[[ Information shown open ]]

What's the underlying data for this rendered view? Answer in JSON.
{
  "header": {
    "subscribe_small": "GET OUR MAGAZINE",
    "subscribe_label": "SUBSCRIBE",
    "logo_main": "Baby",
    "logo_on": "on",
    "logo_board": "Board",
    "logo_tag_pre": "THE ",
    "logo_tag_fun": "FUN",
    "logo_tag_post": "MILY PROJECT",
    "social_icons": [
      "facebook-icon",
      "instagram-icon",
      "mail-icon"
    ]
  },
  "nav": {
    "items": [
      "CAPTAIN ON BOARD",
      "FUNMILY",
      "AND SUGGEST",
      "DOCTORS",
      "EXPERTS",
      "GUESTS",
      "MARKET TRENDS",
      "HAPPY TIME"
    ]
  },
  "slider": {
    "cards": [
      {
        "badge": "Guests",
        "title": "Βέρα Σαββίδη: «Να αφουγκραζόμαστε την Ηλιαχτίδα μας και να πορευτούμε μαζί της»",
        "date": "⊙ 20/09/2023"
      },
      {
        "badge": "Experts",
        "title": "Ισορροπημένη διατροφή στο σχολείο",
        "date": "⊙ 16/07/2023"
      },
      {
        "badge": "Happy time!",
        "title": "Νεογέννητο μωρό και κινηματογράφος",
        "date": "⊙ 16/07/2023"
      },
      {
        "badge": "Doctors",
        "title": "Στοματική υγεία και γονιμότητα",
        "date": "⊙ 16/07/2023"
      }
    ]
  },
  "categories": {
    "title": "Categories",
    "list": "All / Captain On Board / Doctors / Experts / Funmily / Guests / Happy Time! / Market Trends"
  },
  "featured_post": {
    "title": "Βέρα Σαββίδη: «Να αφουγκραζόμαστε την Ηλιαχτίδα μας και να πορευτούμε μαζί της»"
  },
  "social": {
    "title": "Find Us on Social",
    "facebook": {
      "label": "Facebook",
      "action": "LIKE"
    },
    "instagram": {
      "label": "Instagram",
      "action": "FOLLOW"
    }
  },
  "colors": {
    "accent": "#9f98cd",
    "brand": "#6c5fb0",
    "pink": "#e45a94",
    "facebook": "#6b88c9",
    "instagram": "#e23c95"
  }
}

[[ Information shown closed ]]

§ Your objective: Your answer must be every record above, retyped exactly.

§ Result of the task:
What's the underlying data for this rendered view? Answer in JSON.
{
  "header": {
    "subscribe_small": "GET OUR MAGAZINE",
    "subscribe_label": "SUBSCRIBE",
    "logo_main": "Baby",
    "logo_on": "on",
    "logo_board": "Board",
    "logo_tag_pre": "THE ",
    "logo_tag_fun": "FUN",
    "logo_tag_post": "MILY PROJECT",
    "social_icons": [
      "facebook-icon",
      "instagram-icon",
      "mail-icon"
    ]
  },
  "nav": {
    "items": [
      "CAPTAIN ON BOARD",
      "FUNMILY",
      "AND SUGGEST",
      "DOCTORS",
      "EXPERTS",
      "GUESTS",
      "MARKET TRENDS",
      "HAPPY TIME"
    ]
  },
  "slider": {
    "cards": [
      {
        "badge": "Guests",
        "title": "Βέρα Σαββίδη: «Να αφουγκραζόμαστε την Ηλιαχτίδα μας και να πορευτούμε μαζί της»",
        "date": "⊙ 20/09/2023"
      },
      {
        "badge": "Experts",
        "title": "Ισορροπημένη διατροφή στο σχολείο",
        "date": "⊙ 16/07/2023"
      },
      {
        "badge": "Happy time!",
        "title": "Νεογέννητο μωρό και κινηματογράφος",
        "date": "⊙ 16/07/2023"
      },
      {
        "badge": "Doctors",
        "title": "Στοματική υγεία και γονιμότητα",
        "date": "⊙ 16/07/2023"
      }
    ]
  },
  "categories": {
    "title": "Categories",
    "list": "All / Captain On Board / Doctors / Experts / Funmily / Guests / Happy Time! / Market Trends"
  },
  "featured_post": {
    "title": "Βέρα Σαββίδη: «Να αφουγκραζόμαστε την Ηλιαχτίδα μας και να πορευτούμε μαζί της»"
  },
  "social": {
    "title": "Find Us on Social",
    "facebook": {
      "label": "Facebook",
      "action": "LIKE"
    },
    "instagram": {
      "label": "Instagram",
      "action": "FOLLOW"
    }
  },
  "colors": {
    "accent": "#9f98cd",
    "brand": "#6c5fb0",
    "pink": "#e45a94",
    "facebook": "#6b88c9",
    "instagram": "#e23c95"
  }
}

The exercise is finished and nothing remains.